Plans to resume imports of Canadian cattle into the United States have been put on hold. A federal judge in Montana delayed Monday's scheduled reopening of the market, by issuing a temporary injunction yesterday (Wednesday). U.S. cattle ranchers have expressed concerns about the reopening, and its timing. Canadian cattle have been kept out of the country since the cattle disease BSE was found in Canada in 2003.
A ruling that gave a partial victory to livestock producers could bring problems in other regards, according to the American Farm Bureau. The Farm Bureau says the court agreed that ranchers should not be required to seek water-quality permits unless their operations might discharge water into streams. But the farm group says other parts of the court ruling threaten to throw the permit process "into disarray." A federal appeals court in New York issued the ruling this week.
University experts say American consumers remain receptive to the benefits of biotech crops, and stressed the thorough testing that crops undergo before they can be grown commercially. Two University of California biotechnology specialists addressed a California Farm Bureau conference in Sacramento yesterday. They said acreage of biotech crops has been increasing worldwide, and has helped farmers produce healthy foods while reducing soil erosion and using less pesticide.
Improved field conditions along the Central Coast have quickened the artichoke harvest. Farmers in the Castroville area describe their plants as heavy with large-sized artichokes.
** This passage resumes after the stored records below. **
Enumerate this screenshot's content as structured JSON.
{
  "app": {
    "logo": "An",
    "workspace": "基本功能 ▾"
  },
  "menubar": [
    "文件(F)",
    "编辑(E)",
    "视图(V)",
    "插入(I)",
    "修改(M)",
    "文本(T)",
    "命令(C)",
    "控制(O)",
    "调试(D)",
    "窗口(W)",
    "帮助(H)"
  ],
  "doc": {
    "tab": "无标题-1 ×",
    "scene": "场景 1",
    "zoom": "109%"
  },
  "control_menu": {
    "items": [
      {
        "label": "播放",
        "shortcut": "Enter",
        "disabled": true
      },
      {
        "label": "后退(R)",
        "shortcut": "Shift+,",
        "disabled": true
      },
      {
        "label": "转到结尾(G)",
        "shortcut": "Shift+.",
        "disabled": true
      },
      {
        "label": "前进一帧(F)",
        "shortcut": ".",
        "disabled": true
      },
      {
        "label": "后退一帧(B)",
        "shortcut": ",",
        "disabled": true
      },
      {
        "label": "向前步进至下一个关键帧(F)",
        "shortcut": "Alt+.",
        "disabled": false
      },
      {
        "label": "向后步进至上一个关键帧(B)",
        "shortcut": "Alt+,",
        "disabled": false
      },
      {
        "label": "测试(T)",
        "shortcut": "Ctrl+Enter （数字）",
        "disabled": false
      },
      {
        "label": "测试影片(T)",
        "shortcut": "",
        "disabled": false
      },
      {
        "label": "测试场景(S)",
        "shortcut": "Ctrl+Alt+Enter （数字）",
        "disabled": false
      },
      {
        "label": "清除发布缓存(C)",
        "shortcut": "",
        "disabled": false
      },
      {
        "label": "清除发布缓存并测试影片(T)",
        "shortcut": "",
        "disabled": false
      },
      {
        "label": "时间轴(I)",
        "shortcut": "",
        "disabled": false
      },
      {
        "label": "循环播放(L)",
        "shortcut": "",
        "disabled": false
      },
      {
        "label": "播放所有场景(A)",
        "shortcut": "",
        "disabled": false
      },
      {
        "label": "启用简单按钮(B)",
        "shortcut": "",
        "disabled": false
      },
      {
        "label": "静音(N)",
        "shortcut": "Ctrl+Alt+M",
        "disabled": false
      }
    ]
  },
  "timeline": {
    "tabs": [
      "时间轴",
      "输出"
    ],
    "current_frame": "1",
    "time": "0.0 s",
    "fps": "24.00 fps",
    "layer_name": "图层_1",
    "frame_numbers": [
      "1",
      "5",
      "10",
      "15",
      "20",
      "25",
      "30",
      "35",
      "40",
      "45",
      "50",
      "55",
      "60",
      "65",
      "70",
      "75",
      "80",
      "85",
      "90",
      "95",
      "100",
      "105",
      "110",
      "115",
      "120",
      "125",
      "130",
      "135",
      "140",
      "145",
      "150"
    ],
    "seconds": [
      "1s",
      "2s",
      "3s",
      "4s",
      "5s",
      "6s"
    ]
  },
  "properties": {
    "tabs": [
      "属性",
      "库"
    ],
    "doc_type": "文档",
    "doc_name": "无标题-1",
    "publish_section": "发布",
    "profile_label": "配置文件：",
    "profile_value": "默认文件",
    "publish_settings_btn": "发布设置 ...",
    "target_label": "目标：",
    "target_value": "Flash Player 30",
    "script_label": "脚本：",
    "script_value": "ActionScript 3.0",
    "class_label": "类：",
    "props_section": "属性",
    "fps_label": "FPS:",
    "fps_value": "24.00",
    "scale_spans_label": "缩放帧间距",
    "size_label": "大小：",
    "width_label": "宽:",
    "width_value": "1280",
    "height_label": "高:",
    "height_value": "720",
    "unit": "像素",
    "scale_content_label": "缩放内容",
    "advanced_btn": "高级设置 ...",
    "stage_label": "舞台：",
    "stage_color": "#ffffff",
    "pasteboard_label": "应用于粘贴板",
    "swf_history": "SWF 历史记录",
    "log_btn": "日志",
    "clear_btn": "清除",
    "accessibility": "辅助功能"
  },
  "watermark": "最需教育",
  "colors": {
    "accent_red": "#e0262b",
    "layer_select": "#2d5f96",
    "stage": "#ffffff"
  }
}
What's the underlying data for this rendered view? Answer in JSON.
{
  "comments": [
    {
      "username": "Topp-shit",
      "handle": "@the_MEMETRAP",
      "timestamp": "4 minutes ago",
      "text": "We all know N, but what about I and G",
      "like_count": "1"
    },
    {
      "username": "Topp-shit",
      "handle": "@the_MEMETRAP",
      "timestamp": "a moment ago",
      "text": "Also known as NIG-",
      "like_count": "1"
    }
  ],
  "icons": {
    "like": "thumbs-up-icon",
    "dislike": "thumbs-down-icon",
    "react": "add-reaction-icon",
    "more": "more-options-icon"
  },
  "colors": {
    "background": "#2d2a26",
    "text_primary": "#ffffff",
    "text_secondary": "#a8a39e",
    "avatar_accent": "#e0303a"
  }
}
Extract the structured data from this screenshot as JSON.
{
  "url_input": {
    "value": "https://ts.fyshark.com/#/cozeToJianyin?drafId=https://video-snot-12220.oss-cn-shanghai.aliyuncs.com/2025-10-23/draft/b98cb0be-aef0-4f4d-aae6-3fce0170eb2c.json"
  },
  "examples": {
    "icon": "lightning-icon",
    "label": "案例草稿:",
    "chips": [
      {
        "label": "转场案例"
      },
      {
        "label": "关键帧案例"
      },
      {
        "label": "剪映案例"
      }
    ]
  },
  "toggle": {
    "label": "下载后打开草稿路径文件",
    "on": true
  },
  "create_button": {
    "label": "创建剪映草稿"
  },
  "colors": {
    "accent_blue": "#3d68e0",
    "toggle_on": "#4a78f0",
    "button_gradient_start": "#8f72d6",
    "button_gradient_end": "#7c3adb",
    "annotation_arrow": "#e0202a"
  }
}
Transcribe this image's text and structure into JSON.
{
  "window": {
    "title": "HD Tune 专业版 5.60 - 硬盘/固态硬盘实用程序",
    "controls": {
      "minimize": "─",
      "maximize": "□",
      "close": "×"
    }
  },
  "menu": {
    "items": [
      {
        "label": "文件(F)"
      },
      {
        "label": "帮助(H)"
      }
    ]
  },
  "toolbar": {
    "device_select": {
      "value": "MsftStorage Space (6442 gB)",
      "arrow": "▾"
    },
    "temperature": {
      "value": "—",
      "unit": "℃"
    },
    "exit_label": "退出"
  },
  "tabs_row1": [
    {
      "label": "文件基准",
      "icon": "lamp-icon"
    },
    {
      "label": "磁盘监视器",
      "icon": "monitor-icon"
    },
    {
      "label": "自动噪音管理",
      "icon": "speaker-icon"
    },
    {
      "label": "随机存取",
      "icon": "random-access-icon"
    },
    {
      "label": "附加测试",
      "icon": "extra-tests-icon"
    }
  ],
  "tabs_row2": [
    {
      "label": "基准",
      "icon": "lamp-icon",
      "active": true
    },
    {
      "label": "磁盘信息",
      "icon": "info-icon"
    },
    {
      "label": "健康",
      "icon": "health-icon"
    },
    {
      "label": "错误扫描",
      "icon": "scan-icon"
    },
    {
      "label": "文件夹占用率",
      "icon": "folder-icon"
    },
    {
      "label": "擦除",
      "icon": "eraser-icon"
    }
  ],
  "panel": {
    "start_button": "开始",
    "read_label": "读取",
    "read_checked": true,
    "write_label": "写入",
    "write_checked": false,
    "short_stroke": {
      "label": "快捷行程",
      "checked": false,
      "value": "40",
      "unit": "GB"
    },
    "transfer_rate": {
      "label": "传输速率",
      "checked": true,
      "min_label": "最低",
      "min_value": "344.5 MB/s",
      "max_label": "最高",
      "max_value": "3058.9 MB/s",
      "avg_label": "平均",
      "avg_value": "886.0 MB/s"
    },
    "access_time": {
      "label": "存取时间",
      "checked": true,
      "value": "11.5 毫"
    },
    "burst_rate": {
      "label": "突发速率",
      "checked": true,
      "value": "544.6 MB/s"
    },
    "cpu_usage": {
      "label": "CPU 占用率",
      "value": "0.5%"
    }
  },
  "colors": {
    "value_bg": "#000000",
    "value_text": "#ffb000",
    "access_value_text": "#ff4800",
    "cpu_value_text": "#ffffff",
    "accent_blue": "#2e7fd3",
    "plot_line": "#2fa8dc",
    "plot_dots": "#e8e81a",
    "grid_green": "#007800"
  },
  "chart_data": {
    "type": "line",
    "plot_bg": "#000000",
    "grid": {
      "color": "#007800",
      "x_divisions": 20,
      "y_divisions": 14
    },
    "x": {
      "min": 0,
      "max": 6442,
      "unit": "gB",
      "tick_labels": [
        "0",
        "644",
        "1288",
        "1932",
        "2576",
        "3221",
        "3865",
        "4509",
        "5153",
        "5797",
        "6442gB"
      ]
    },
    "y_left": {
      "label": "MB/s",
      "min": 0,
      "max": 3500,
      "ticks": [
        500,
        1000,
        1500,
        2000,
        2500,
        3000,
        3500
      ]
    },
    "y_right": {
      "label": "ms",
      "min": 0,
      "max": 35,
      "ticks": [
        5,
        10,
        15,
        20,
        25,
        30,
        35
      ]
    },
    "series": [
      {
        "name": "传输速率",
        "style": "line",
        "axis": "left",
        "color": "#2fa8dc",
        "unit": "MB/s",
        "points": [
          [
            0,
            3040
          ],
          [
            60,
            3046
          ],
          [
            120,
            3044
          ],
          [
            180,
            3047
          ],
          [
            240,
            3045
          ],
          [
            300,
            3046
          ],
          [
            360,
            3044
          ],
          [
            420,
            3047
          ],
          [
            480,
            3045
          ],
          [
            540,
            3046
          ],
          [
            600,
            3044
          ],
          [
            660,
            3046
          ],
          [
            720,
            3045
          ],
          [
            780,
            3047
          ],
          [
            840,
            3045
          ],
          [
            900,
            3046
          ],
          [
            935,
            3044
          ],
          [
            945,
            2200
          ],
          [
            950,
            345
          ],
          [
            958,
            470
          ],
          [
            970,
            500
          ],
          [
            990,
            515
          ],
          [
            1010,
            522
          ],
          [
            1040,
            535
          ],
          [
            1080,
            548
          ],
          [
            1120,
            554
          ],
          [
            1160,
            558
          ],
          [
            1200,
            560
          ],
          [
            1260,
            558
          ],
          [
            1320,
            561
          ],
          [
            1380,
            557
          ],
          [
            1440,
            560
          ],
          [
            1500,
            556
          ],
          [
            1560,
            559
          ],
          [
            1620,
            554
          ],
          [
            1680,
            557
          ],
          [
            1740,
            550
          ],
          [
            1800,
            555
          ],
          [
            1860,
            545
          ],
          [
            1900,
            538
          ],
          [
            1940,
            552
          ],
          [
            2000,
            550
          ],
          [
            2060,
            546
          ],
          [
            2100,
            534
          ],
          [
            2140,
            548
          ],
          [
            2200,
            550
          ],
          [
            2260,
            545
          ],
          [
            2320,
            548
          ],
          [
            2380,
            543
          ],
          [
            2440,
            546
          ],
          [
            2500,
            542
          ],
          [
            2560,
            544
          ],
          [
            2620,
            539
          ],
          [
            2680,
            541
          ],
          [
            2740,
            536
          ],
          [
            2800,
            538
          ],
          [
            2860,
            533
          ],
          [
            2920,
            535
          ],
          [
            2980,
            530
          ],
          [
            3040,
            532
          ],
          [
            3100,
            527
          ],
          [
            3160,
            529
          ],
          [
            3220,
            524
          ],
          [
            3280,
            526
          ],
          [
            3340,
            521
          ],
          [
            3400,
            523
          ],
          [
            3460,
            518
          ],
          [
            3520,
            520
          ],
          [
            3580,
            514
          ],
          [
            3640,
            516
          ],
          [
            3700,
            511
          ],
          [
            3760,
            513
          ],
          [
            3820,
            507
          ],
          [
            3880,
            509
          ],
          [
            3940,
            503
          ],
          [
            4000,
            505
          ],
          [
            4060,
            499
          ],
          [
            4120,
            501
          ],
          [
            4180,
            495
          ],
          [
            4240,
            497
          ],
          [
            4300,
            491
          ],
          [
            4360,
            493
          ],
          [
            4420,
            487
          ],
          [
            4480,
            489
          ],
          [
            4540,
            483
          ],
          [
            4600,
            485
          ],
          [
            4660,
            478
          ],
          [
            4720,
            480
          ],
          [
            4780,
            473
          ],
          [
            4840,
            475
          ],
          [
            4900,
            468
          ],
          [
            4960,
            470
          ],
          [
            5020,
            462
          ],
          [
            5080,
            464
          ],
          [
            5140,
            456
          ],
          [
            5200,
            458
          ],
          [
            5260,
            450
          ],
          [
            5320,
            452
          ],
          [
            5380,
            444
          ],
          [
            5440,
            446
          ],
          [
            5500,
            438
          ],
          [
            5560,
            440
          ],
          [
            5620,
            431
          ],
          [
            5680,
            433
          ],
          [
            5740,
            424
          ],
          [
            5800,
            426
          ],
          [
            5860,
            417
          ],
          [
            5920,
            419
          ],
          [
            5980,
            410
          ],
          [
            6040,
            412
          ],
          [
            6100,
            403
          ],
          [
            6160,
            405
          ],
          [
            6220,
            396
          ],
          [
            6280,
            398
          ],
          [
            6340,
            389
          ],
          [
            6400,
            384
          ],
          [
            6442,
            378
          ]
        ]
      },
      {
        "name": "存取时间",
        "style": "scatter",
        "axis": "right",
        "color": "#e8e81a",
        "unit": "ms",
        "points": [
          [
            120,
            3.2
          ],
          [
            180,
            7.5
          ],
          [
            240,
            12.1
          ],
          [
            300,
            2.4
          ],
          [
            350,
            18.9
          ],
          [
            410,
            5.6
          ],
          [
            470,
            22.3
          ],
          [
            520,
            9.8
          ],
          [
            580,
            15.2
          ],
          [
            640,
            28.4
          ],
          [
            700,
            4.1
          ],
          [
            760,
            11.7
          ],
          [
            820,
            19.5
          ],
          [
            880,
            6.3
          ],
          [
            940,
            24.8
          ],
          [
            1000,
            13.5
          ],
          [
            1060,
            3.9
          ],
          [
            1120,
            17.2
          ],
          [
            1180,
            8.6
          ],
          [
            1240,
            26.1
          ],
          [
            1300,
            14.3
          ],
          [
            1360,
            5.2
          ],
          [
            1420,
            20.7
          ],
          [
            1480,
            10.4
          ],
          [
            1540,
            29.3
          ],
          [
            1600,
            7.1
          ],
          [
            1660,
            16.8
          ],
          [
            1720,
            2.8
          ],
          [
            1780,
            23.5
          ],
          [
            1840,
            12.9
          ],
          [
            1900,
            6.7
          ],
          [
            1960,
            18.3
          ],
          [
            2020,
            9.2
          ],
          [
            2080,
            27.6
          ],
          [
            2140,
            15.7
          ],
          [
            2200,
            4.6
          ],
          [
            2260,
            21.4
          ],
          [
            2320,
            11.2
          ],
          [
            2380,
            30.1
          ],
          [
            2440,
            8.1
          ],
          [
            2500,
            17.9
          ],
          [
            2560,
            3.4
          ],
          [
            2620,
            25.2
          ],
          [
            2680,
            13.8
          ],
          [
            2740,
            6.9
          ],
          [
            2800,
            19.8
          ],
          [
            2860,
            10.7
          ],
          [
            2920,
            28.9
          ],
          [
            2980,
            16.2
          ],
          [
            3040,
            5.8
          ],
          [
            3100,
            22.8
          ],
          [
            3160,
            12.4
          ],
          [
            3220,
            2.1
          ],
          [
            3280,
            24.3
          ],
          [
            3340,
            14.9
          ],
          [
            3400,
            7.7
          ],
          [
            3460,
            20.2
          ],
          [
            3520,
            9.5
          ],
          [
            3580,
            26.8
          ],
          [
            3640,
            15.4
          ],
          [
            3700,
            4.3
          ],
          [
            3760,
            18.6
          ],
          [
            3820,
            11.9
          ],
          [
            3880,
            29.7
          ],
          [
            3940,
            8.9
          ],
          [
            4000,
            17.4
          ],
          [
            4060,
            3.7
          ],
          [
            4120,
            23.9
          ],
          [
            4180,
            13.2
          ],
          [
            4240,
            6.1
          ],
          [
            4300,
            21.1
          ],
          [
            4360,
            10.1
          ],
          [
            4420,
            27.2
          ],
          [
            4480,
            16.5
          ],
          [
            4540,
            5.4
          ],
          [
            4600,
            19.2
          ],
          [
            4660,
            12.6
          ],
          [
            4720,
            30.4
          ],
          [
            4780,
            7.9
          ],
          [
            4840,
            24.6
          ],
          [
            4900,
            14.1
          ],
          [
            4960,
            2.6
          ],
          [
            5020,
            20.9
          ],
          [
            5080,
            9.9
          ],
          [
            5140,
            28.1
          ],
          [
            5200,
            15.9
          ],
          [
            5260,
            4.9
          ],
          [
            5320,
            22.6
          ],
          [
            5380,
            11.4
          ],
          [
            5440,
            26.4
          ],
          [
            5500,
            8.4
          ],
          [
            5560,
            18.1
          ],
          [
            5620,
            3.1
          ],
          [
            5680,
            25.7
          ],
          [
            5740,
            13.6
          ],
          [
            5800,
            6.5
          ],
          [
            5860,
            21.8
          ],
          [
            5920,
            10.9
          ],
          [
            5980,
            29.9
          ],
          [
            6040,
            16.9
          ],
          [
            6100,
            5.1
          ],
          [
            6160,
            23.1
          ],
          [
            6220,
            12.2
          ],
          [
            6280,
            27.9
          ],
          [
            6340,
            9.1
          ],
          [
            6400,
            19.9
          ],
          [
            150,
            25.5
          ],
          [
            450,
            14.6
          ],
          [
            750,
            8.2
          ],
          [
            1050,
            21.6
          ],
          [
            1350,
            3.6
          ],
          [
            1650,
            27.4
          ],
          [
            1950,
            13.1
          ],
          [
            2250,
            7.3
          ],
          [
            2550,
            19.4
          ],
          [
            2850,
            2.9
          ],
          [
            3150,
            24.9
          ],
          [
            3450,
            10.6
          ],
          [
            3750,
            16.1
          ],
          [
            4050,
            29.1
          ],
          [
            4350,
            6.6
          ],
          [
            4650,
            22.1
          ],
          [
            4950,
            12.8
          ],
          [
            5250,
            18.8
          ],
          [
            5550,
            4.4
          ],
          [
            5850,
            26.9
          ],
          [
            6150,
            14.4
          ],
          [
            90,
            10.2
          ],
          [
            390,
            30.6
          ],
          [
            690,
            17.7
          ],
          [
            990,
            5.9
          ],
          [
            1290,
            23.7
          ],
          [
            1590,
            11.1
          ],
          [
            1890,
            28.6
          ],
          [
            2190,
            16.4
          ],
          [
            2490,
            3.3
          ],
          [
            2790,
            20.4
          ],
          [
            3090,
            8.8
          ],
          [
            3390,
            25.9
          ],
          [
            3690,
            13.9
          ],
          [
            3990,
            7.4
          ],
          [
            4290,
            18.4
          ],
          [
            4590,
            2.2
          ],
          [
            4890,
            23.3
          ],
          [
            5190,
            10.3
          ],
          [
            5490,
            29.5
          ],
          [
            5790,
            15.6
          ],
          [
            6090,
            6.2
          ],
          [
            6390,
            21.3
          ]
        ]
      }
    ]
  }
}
Marketers say the crop has been developing about a month earlier than usual, and that consumers should notice increased supplies in retail stores by the end of the week. California farms produce the nation's entire supply of domestically grown artichokes.Top